Discrimination and abuse among healthcare workers from patients and their relatives at a tertiary Hospital in Kenya
Internal Medicine (East Africa)

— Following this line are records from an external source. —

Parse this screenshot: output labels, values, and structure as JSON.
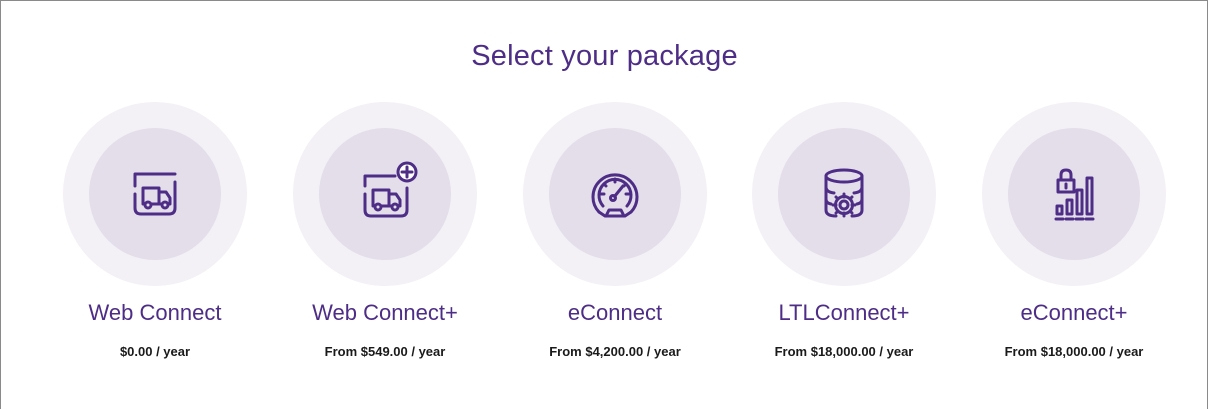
{
  "page": {
    "title": "Select your package"
  },
  "colors": {
    "accent": "#4e2d86",
    "circle_outer": "#f3f0f6",
    "circle_inner": "#e3dee9",
    "price_text": "#1a1a1a"
  },
  "packages": [
    {
      "name": "Web Connect",
      "price": "$0.00 / year",
      "icon": "truck-icon"
    },
    {
      "name": "Web Connect+",
      "price": "From $549.00 / year",
      "icon": "truck-plus-icon"
    },
    {
      "name": "eConnect",
      "price": "From $4,200.00 / year",
      "icon": "speedometer-icon"
    },
    {
      "name": "LTLConnect+",
      "price": "From $18,000.00 / year",
      "icon": "database-gear-icon"
    },
    {
      "name": "eConnect+",
      "price": "From $18,000.00 / year",
      "icon": "lock-bar-chart-icon"
    }
  ]
}
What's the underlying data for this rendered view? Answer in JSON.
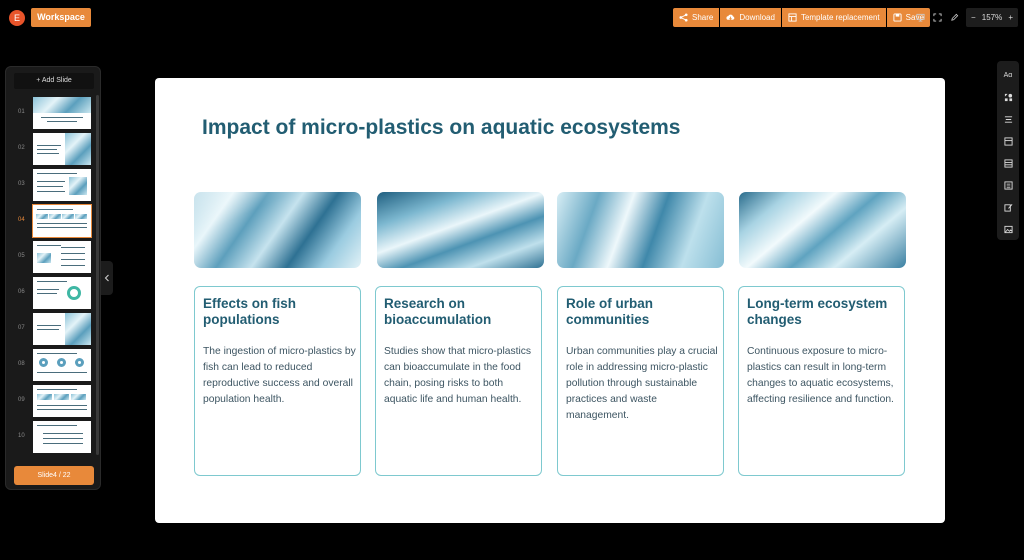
{
  "app": {
    "avatar_letter": "E",
    "workspace_label": "Workspace"
  },
  "toolbar": {
    "share": "Share",
    "download": "Download",
    "template": "Template replacement",
    "save": "Save",
    "zoom_minus": "−",
    "zoom": "157%",
    "zoom_plus": "+"
  },
  "sidebar": {
    "add_slide": "+ Add Slide",
    "slides": [
      "01",
      "02",
      "03",
      "04",
      "05",
      "06",
      "07",
      "08",
      "09",
      "10"
    ],
    "active_index": 3,
    "counter": "Slide4 / 22"
  },
  "right_toolbar": {
    "text_icon": "Aα",
    "icons": [
      "text-style-icon",
      "shapes-icon",
      "align-icon",
      "layout-icon",
      "table-icon",
      "list-icon",
      "edit-icon",
      "image-icon"
    ]
  },
  "slide": {
    "title": "Impact of micro-plastics on aquatic ecosystems",
    "cards": [
      {
        "title": "Effects on fish populations",
        "body": "The ingestion of micro-plastics by fish can lead to reduced reproductive success and overall population health."
      },
      {
        "title": "Research on bioaccumulation",
        "body": "Studies show that micro-plastics can bioaccumulate in the food chain, posing risks to both aquatic life and human health."
      },
      {
        "title": "Role of urban communities",
        "body": "Urban communities play a crucial role in addressing micro-plastic pollution through sustainable practices and waste management."
      },
      {
        "title": "Long-term ecosystem changes",
        "body": "Continuous exposure to micro-plastics can result in long-term changes to aquatic ecosystems, affecting resilience and function."
      }
    ]
  },
  "colors": {
    "accent": "#e8893a",
    "title": "#225d72",
    "card_border": "#7ec9cf"
  }
}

Discrimination and abuse of healthcare workers (HCWs) by patients and their relatives remains a pressing and prevalent problem in various healthcare settings, negatively affecting professional outcomes. Despite this, little has been reported about discrimination and abuse in many low- and middle-income countries such as Kenya. We conducted a cross-sectional survey study between May - August 2021 among healthcare workers at a hospital in Kenya. Email invitations were sent, and the survey was in English, and the data was collected through and online survey. Discrimination based on gender was reported by 24.9% of all HCWs; 39.9% of doctors, 17.2% of nurses, and 10.9% of allied staff whereas racial discrimination was reported by 28.8% of all HCWs; 49.0% of doctors, 18.9% of nurses, and 8.9% of allied staff. Verbal or emotional abuse was the most common form of abuse and was reported by 56.8% of all HCWs while physical abuse was reported by 4.9% of all HCWs. For those that reported discrimination based on gender, 77.4% reported patient and their family members as the main source, whereas 81.2% of those that reported discrimination based on race reported the main source was from patient and their family members. Despite strict laws against discrimination and abuse, a significant portion of healthcare providers suffer from discrimination and abuse primarily from patients and their family members. In addition to education programs and policies to curb such behavior in the work environment, coping mechanisms should be actively sought to help healthcare providers deal with such actions.
Publication ( Name of Journal)
(2023). Discrimination and abuse among healthcare workers from patients and their relatives at a tertiary Hospital in Kenya. Behavioral Medicine.
Available at: https://ecommons.aku.edu/eastafrica_fhs_mc_intern_med/339